» WORK TO BE COMPLETED:
Repeat every entry in full. Match each line exactly.

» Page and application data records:
═══

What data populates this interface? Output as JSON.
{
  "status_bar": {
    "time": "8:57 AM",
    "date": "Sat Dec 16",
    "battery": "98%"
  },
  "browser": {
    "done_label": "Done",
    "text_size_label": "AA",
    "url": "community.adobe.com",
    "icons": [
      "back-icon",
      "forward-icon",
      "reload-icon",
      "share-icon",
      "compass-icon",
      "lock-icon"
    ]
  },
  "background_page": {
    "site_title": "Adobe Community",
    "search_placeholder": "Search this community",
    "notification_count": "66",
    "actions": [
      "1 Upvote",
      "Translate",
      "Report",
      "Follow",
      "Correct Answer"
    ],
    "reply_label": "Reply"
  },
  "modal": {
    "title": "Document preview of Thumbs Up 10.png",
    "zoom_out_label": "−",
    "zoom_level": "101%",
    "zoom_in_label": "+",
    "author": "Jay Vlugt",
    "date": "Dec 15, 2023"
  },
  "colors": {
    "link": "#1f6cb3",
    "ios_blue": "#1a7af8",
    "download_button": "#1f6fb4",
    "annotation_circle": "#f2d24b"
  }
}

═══

» EXERCISE OUTPUT:
What data populates this interface? Output as JSON.
{
  "status_bar": {
    "time": "8:57 AM",
    "date": "Sat Dec 16",
    "battery": "98%"
  },
  "browser": {
    "done_label": "Done",
    "text_size_label": "AA",
    "url": "community.adobe.com",
    "icons": [
      "back-icon",
      "forward-icon",
      "reload-icon",
      "share-icon",
      "compass-icon",
      "lock-icon"
    ]
  },
  "background_page": {
    "site_title": "Adobe Community",
    "search_placeholder": "Search this community",
    "notification_count": "66",
    "actions": [
      "1 Upvote",
      "Translate",
      "Report",
      "Follow",
      "Correct Answer"
    ],
    "reply_label": "Reply"
  },
  "modal": {
    "title": "Document preview of Thumbs Up 10.png",
    "zoom_out_label": "−",
    "zoom_level": "101%",
    "zoom_in_label": "+",
    "author": "Jay Vlugt",
    "date": "Dec 15, 2023"
  },
  "colors": {
    "link": "#1f6cb3",
    "ios_blue": "#1a7af8",
    "download_button": "#1f6fb4",
    "annotation_circle": "#f2d24b"
  }
}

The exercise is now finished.